─── DATA FOR THIS TASK
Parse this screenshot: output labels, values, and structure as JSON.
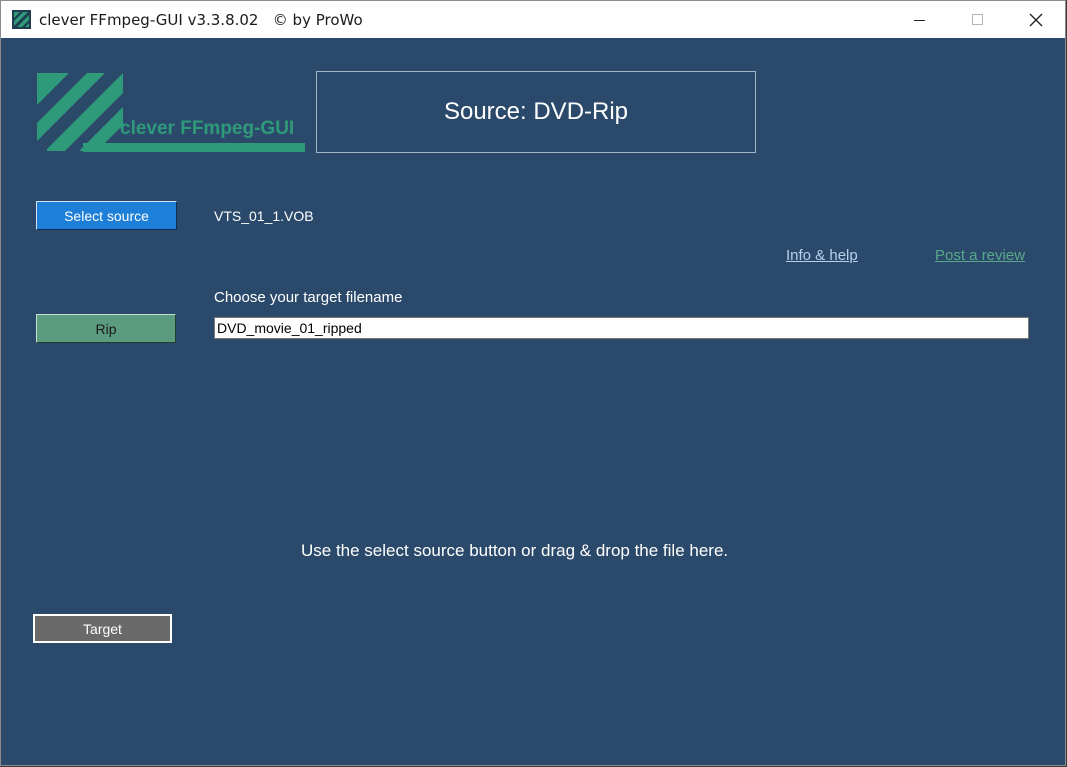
{
  "window": {
    "title": "clever FFmpeg-GUI v3.3.8.02   © by ProWo"
  },
  "logo": {
    "text": "clever FFmpeg-GUI",
    "color": "#2f9a7a"
  },
  "header": {
    "source_title": "Source: DVD-Rip"
  },
  "source": {
    "select_button_label": "Select source",
    "filename": "VTS_01_1.VOB"
  },
  "links": {
    "info_help": "Info & help",
    "post_review": "Post a review"
  },
  "target": {
    "label": "Choose your target filename",
    "value": "DVD_movie_01_ripped",
    "button_label": "Target"
  },
  "rip": {
    "button_label": "Rip"
  },
  "hint": "Use the select source button or drag & drop the file here.",
  "colors": {
    "background": "#2b4a6b",
    "select_button": "#1e7fd8",
    "rip_button": "#5b9b7f",
    "target_button": "#6a6a6a"
  }
}
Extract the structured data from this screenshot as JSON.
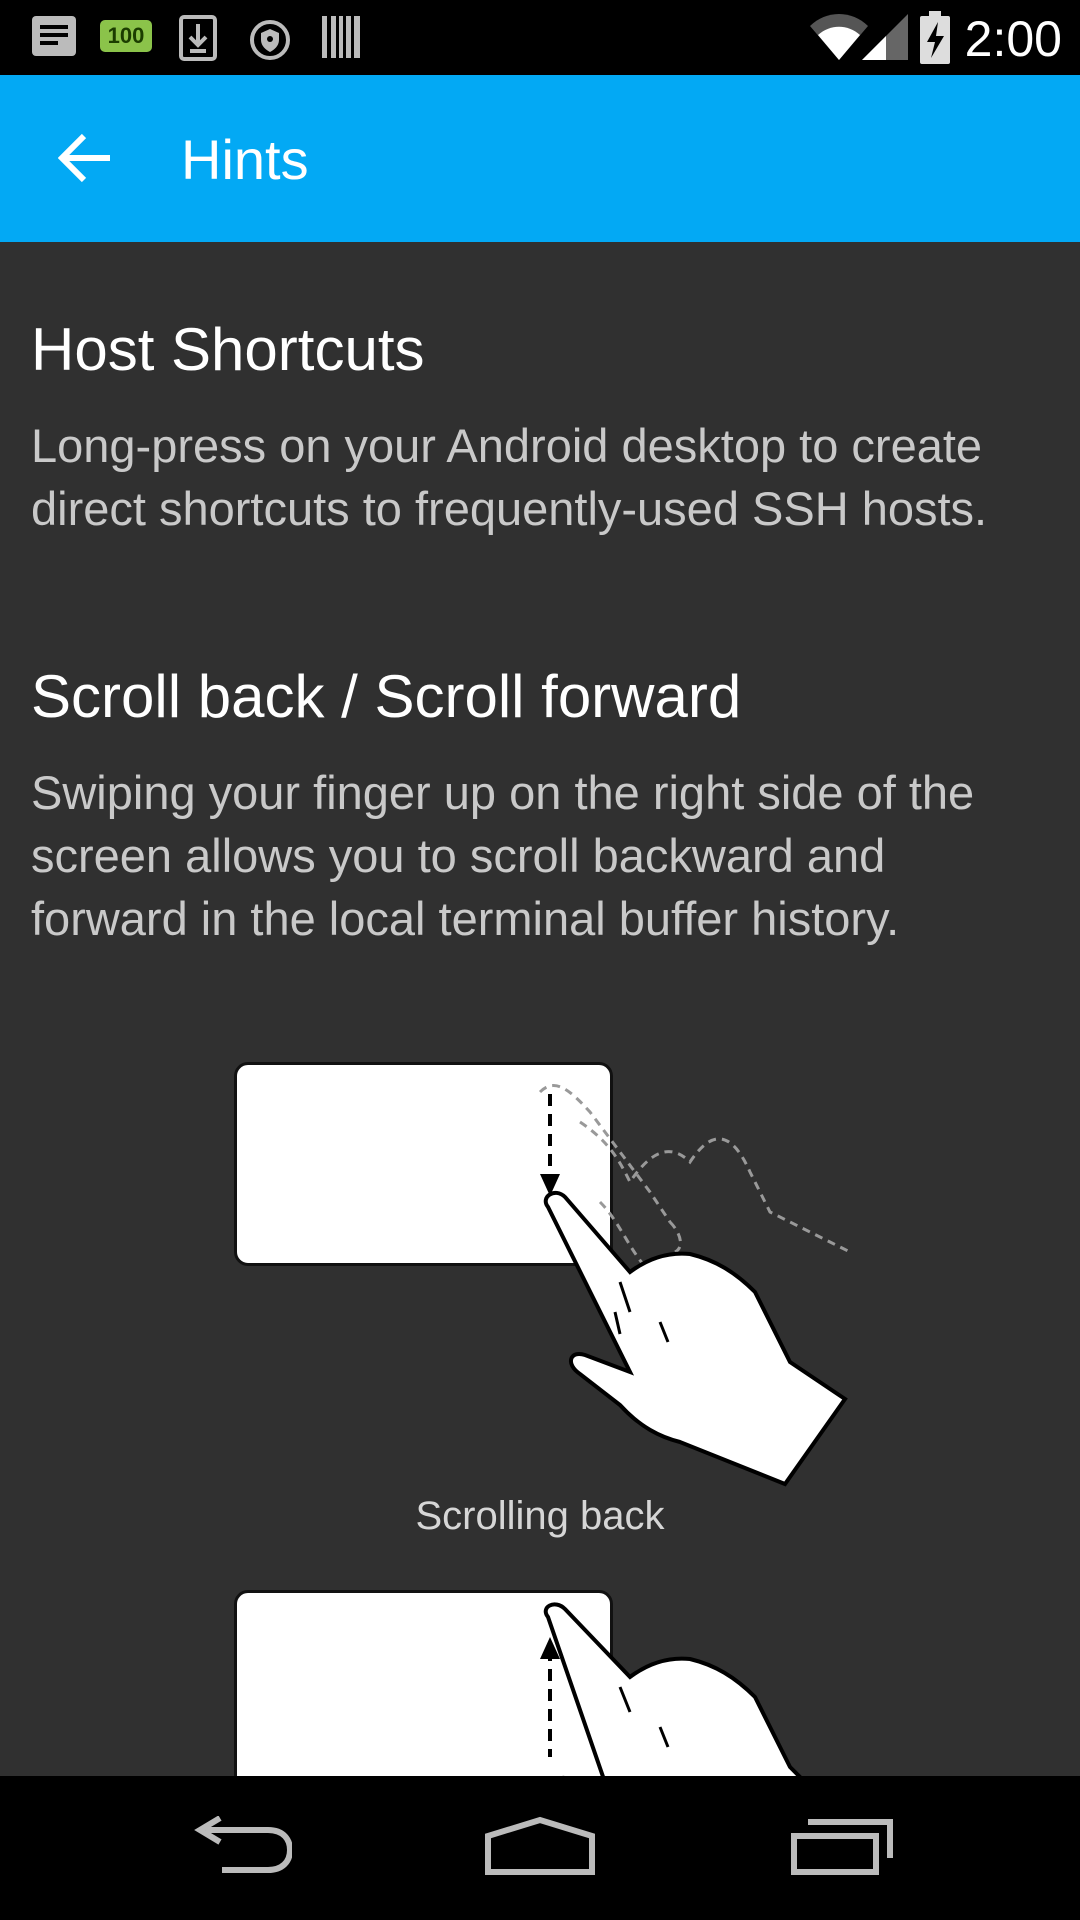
{
  "status_bar": {
    "time": "2:00",
    "notification_icons": [
      "message-icon",
      "battery-100-badge-icon",
      "download-icon",
      "vpn-shield-icon",
      "barcode-icon"
    ],
    "battery_badge": "100",
    "system_icons": [
      "wifi-icon",
      "signal-icon",
      "battery-charging-icon"
    ]
  },
  "app_bar": {
    "title": "Hints",
    "background": "#03a9f4",
    "nav_icon": "arrow-back-icon"
  },
  "sections": [
    {
      "heading": "Host Shortcuts",
      "body": "Long-press on your Android desktop to create direct shortcuts to frequently-used SSH hosts."
    },
    {
      "heading": "Scroll back / Scroll forward",
      "body": "Swiping your finger up on the right side of the screen allows you to scroll backward and forward in the local terminal buffer history."
    }
  ],
  "illustrations": [
    {
      "caption": "Scrolling back",
      "icon": "swipe-down-hand-icon"
    },
    {
      "caption": "",
      "icon": "swipe-up-hand-icon"
    }
  ],
  "nav_bar": {
    "buttons": [
      "back-nav-icon",
      "home-nav-icon",
      "recents-nav-icon"
    ]
  }
}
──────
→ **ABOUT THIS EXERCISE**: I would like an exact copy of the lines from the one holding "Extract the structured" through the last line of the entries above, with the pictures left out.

→ **OUTPUT BELOW**:
Extract the structured data from this screenshot as JSON.
{
  "status_bar": {
    "time": "2:00",
    "notification_icons": [
      "message-icon",
      "battery-100-badge-icon",
      "download-icon",
      "vpn-shield-icon",
      "barcode-icon"
    ],
    "battery_badge": "100",
    "system_icons": [
      "wifi-icon",
      "signal-icon",
      "battery-charging-icon"
    ]
  },
  "app_bar": {
    "title": "Hints",
    "background": "#03a9f4",
    "nav_icon": "arrow-back-icon"
  },
  "sections": [
    {
      "heading": "Host Shortcuts",
      "body": "Long-press on your Android desktop to create direct shortcuts to frequently-used SSH hosts."
    },
    {
      "heading": "Scroll back / Scroll forward",
      "body": "Swiping your finger up on the right side of the screen allows you to scroll backward and forward in the local terminal buffer history."
    }
  ],
  "illustrations": [
    {
      "caption": "Scrolling back",
      "icon": "swipe-down-hand-icon"
    },
    {
      "caption": "",
      "icon": "swipe-up-hand-icon"
    }
  ],
  "nav_bar": {
    "buttons": [
      "back-nav-icon",
      "home-nav-icon",
      "recents-nav-icon"
    ]
  }
}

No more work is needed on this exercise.